DESCRIPTION OF THE TASK:
Set down the data below without change, skipping the pictures it holds.

** DATA EXCERPTS follows **

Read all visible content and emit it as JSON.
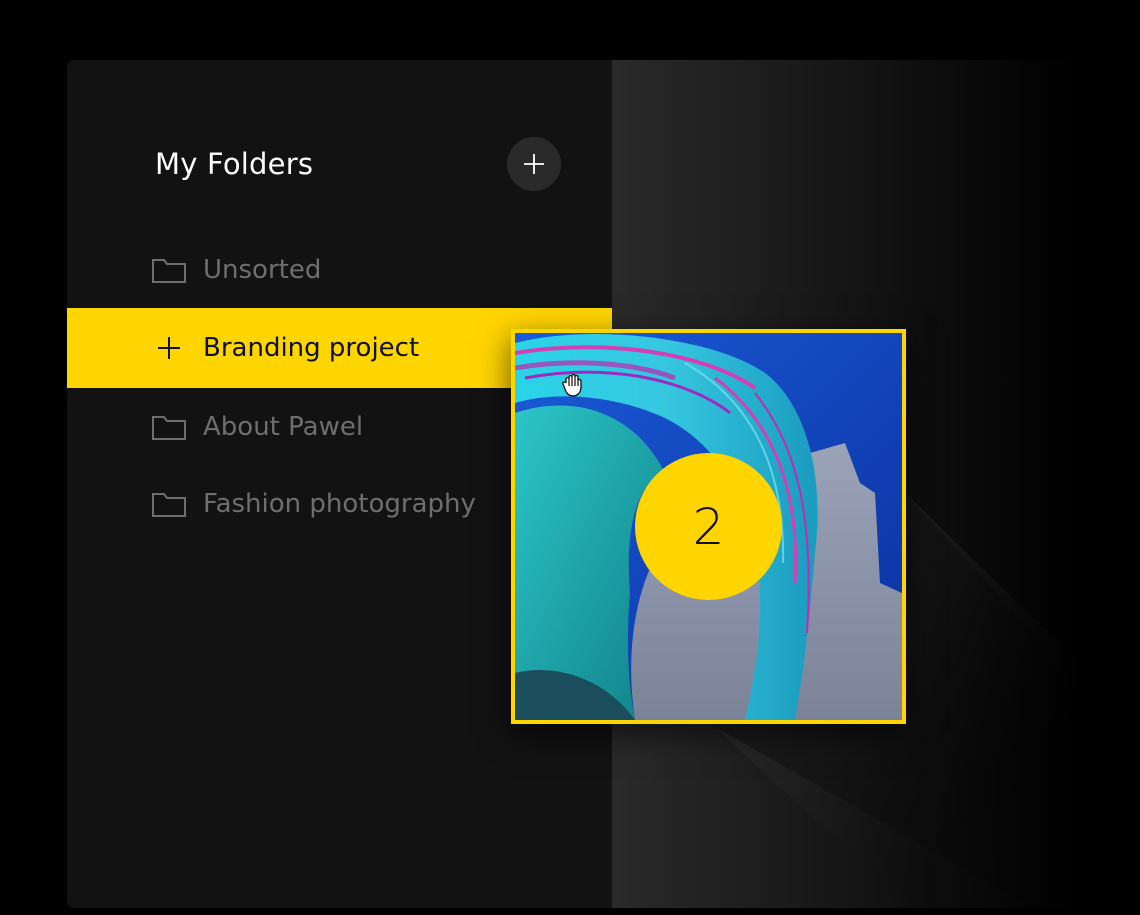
{
  "sidebar": {
    "title": "My Folders",
    "add_button_icon": "plus-icon",
    "folders": [
      {
        "label": "Unsorted",
        "icon": "folder-icon",
        "active": false
      },
      {
        "label": "Branding project",
        "icon": "plus-icon",
        "active": true
      },
      {
        "label": "About Pawel",
        "icon": "folder-icon",
        "active": false
      },
      {
        "label": "Fashion photography",
        "icon": "folder-icon",
        "active": false
      }
    ]
  },
  "drag_card": {
    "count": "2",
    "cursor_icon": "grab-hand-icon"
  },
  "colors": {
    "accent": "#ffd500",
    "panel": "#121212",
    "muted_text": "#6e6e6e",
    "text": "#ffffff"
  }
}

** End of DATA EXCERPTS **

EXERCISE OUTPUT:
Read all visible content and emit it as JSON.
{
  "sidebar": {
    "title": "My Folders",
    "add_button_icon": "plus-icon",
    "folders": [
      {
        "label": "Unsorted",
        "icon": "folder-icon",
        "active": false
      },
      {
        "label": "Branding project",
        "icon": "plus-icon",
        "active": true
      },
      {
        "label": "About Pawel",
        "icon": "folder-icon",
        "active": false
      },
      {
        "label": "Fashion photography",
        "icon": "folder-icon",
        "active": false
      }
    ]
  },
  "drag_card": {
    "count": "2",
    "cursor_icon": "grab-hand-icon"
  },
  "colors": {
    "accent": "#ffd500",
    "panel": "#121212",
    "muted_text": "#6e6e6e",
    "text": "#ffffff"
  }
}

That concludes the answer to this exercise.